*** INPUT FOR THIS TASK ***
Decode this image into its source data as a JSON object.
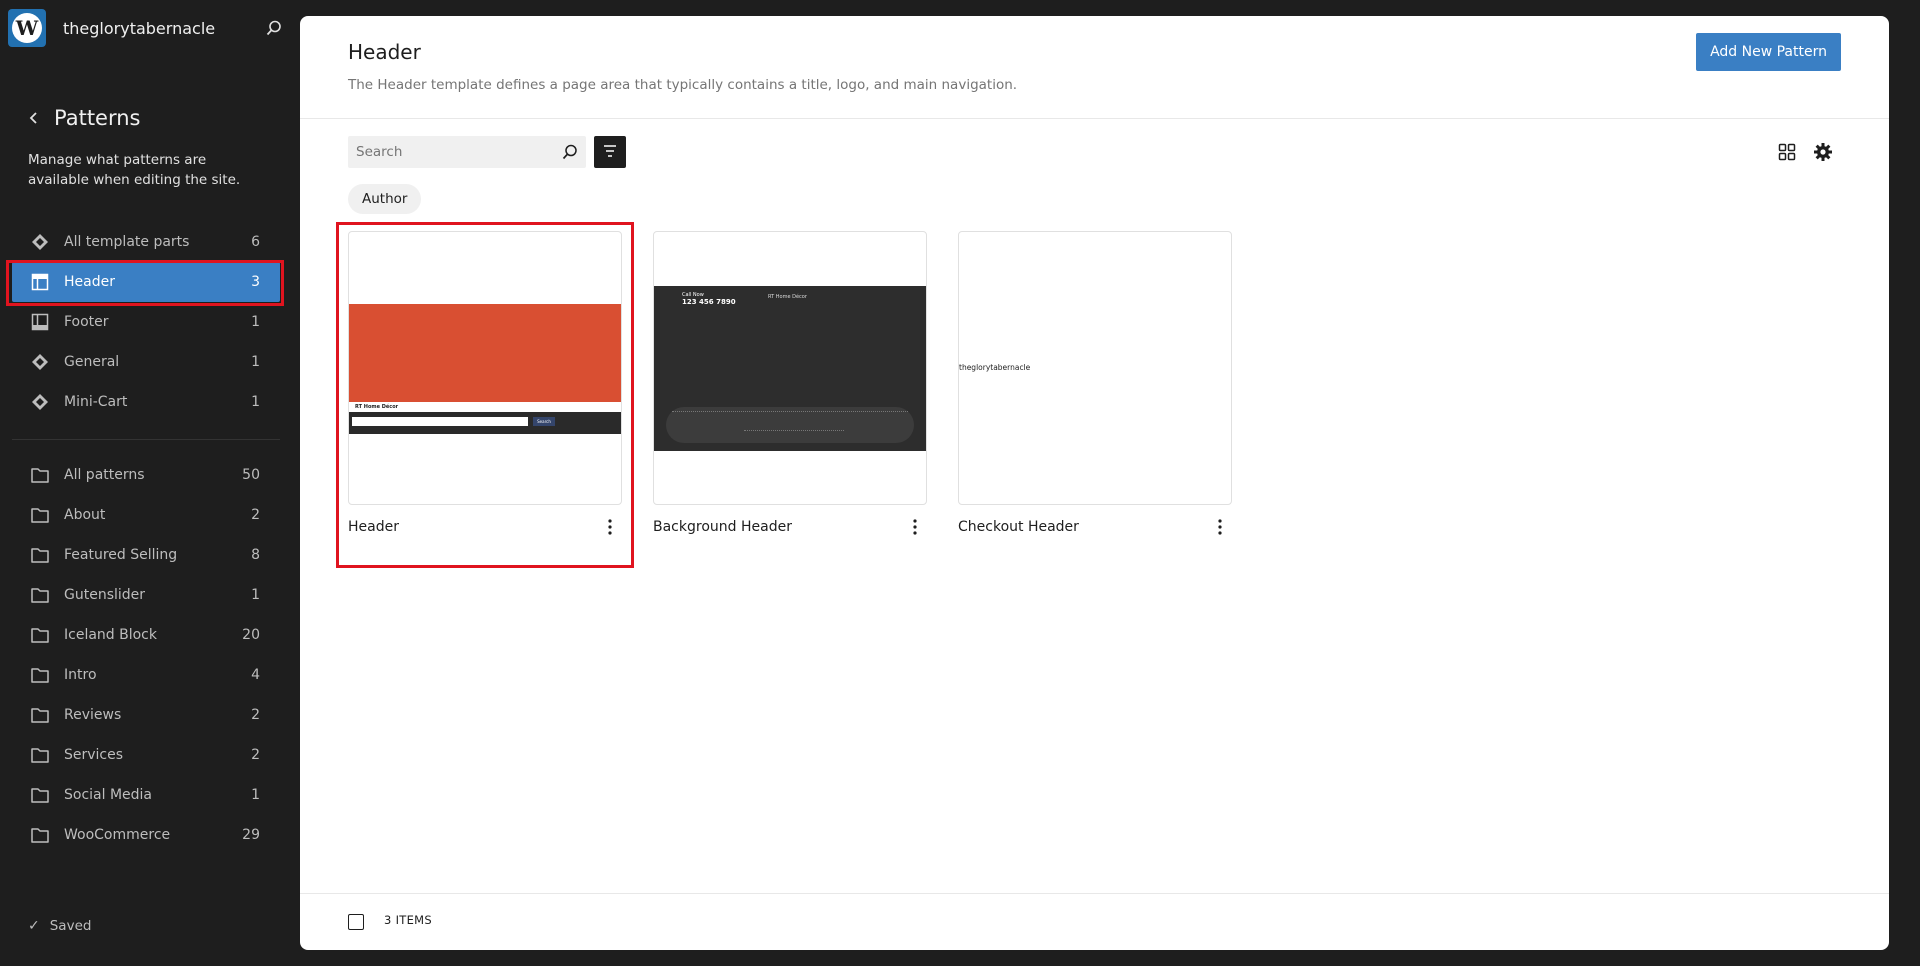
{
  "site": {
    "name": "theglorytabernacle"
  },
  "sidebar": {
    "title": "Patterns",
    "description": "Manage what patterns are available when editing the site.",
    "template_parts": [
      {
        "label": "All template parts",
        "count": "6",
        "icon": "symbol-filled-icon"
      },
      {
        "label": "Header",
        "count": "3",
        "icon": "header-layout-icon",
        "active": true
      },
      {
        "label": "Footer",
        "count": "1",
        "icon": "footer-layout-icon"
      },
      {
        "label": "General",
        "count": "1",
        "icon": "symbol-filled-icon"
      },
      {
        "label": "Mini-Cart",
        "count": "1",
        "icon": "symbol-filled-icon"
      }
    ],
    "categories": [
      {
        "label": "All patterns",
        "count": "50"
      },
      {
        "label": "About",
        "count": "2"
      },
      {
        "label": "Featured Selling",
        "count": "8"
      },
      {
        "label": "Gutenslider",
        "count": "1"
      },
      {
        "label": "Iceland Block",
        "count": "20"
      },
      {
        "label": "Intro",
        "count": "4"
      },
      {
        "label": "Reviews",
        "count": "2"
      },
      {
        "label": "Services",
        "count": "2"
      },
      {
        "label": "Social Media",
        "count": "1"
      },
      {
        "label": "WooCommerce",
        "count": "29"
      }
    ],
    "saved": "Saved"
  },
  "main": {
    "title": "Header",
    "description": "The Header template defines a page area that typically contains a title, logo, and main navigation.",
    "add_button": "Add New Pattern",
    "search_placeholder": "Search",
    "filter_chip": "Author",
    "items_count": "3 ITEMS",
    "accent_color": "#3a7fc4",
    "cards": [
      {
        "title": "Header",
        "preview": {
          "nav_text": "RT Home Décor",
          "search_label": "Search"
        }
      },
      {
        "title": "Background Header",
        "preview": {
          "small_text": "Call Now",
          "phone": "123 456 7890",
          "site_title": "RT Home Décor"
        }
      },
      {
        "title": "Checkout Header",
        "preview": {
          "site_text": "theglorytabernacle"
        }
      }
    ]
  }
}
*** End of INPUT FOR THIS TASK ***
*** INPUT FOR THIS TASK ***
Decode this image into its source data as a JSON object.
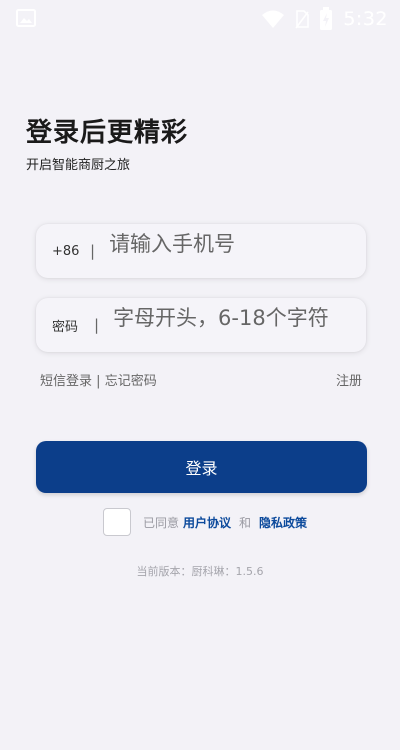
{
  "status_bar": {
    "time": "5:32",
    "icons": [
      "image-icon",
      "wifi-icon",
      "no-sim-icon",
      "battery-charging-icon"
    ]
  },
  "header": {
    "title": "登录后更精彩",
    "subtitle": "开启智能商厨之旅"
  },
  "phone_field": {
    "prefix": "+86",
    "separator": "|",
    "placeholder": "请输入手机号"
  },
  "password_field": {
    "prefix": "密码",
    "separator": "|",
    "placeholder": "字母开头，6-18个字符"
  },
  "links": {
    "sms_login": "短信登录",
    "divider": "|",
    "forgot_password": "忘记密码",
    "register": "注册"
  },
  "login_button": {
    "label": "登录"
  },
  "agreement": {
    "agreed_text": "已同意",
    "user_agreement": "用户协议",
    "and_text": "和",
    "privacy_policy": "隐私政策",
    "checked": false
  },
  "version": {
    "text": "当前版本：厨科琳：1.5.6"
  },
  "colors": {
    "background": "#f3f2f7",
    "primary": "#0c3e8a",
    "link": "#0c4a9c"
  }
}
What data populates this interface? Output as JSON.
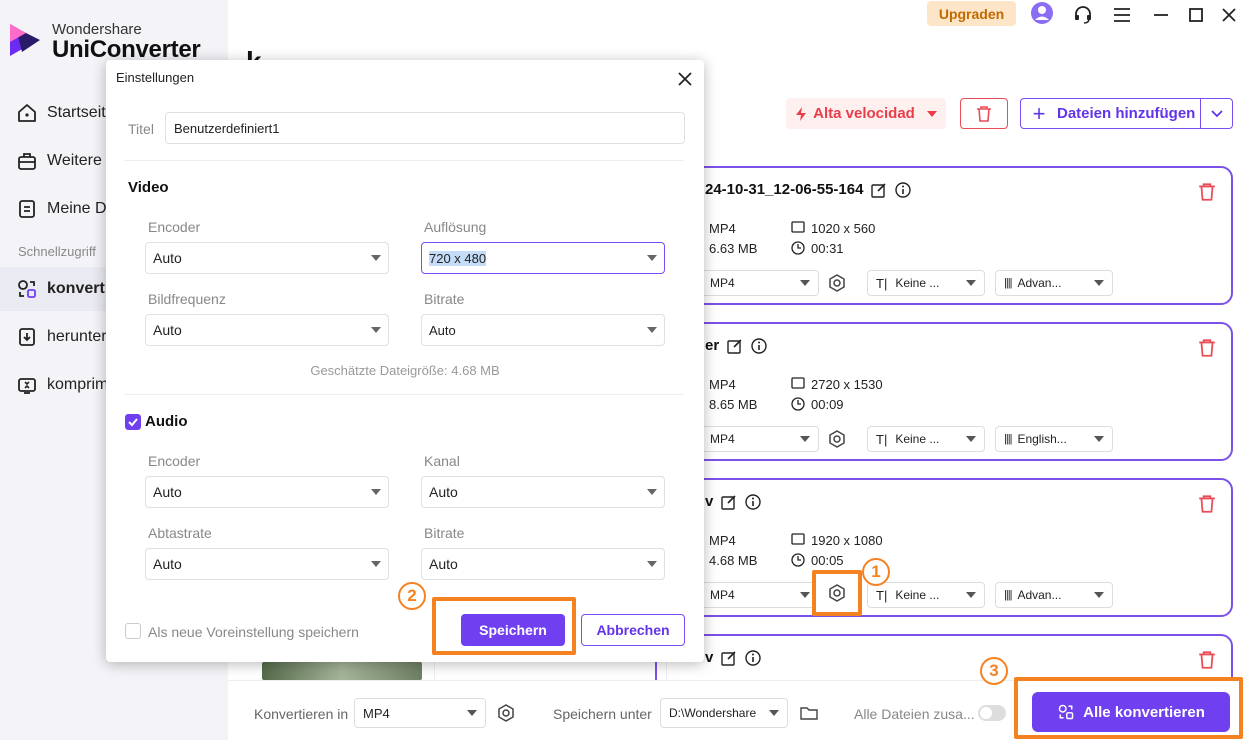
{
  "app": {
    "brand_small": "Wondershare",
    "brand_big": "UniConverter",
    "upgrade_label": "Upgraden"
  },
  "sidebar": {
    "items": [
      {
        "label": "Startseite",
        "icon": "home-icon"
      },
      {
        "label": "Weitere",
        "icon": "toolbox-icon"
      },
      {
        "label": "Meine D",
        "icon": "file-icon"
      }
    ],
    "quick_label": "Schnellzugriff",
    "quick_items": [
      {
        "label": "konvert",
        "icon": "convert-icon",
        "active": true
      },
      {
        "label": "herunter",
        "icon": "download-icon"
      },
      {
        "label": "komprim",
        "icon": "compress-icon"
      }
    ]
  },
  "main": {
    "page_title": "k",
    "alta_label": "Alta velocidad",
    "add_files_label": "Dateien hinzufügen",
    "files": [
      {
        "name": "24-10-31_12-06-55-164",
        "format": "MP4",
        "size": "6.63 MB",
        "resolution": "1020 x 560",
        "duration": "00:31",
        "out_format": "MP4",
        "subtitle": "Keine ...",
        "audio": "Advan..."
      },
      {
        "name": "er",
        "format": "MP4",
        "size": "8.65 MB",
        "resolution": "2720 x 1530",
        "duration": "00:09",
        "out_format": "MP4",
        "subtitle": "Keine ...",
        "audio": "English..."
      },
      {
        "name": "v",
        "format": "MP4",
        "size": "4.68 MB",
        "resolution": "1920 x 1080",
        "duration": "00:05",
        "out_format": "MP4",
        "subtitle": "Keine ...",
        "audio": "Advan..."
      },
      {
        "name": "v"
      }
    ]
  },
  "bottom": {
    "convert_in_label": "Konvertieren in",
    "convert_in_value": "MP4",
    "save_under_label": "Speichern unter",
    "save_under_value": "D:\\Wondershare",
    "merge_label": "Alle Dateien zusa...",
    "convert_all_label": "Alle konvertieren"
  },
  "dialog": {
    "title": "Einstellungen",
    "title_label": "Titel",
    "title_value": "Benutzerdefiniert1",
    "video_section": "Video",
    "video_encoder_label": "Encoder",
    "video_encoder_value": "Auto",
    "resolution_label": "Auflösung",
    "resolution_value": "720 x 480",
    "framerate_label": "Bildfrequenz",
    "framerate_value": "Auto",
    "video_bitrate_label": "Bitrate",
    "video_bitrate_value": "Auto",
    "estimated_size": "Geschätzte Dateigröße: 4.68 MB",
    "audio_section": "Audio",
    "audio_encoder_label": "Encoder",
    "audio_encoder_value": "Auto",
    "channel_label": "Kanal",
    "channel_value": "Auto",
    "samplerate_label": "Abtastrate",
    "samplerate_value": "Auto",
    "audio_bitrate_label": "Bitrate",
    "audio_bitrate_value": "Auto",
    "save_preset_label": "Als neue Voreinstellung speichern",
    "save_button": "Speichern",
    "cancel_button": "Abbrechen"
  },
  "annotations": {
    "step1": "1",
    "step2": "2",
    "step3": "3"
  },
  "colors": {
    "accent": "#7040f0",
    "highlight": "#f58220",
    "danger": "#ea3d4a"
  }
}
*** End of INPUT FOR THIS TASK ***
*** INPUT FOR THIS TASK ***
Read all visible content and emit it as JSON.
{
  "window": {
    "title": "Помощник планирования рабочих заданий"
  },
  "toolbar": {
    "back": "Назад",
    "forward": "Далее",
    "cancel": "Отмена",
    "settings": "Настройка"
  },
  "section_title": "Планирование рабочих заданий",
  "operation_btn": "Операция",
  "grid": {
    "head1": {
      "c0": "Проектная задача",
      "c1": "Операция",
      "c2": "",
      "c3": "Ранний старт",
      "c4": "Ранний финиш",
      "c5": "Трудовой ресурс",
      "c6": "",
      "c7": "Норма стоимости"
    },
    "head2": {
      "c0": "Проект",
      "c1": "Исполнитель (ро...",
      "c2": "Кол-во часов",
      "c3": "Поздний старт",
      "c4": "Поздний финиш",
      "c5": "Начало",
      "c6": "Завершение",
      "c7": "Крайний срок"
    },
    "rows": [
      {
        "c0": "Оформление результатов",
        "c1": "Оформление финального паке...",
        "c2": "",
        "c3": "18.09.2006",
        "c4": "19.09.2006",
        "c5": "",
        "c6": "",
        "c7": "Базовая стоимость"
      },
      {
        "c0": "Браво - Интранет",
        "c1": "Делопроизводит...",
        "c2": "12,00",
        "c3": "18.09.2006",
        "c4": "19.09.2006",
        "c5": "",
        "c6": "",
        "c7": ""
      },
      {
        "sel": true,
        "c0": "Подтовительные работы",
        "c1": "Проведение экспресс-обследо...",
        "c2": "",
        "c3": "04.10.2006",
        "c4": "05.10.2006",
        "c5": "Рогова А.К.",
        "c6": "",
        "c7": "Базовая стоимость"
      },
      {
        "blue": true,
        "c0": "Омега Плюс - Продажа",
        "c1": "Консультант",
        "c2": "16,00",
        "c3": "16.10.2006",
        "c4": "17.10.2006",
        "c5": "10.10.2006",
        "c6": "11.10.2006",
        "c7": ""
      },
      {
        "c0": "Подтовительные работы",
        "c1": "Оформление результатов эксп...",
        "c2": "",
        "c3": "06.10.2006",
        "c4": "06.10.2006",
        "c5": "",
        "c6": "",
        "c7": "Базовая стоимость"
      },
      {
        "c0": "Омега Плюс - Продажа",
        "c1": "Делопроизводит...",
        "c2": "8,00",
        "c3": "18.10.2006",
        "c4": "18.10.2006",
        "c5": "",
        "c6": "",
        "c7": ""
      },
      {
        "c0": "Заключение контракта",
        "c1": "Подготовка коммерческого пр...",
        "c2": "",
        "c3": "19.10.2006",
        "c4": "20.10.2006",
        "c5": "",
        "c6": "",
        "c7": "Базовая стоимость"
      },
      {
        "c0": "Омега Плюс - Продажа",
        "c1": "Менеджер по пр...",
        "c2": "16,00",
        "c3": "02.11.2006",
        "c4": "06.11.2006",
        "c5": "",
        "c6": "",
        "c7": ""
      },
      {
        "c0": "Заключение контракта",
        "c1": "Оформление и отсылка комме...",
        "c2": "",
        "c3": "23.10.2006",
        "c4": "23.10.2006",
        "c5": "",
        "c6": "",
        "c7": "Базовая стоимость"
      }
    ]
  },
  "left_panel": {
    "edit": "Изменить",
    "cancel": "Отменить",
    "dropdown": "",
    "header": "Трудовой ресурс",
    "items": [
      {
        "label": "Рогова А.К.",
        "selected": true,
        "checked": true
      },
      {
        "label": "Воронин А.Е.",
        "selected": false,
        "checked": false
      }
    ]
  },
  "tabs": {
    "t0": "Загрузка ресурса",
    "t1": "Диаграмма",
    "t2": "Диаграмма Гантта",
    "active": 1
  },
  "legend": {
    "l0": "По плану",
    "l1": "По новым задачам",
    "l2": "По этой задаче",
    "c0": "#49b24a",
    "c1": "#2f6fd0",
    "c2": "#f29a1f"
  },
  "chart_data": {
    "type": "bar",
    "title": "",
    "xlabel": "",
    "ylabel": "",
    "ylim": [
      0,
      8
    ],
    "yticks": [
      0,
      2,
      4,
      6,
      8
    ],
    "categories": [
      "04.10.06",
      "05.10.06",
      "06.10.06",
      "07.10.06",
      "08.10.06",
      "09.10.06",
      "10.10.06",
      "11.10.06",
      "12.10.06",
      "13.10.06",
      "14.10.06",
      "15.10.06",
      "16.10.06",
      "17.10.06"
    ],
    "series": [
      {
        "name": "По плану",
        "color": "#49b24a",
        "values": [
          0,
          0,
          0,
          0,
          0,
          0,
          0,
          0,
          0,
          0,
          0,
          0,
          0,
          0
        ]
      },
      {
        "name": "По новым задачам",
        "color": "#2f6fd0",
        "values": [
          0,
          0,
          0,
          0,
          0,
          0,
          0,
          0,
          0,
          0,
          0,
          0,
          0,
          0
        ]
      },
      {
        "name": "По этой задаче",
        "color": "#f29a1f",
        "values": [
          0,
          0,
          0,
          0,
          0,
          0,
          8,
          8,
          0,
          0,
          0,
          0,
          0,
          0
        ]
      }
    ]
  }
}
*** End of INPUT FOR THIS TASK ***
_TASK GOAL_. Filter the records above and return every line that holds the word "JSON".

_TASK ANSWER_.
Decode this image into its source data as a JSON object.
Decode this image into its source data as a JSON object.
What data populates this interface? Output as JSON.
Read all visible content and emit it as JSON.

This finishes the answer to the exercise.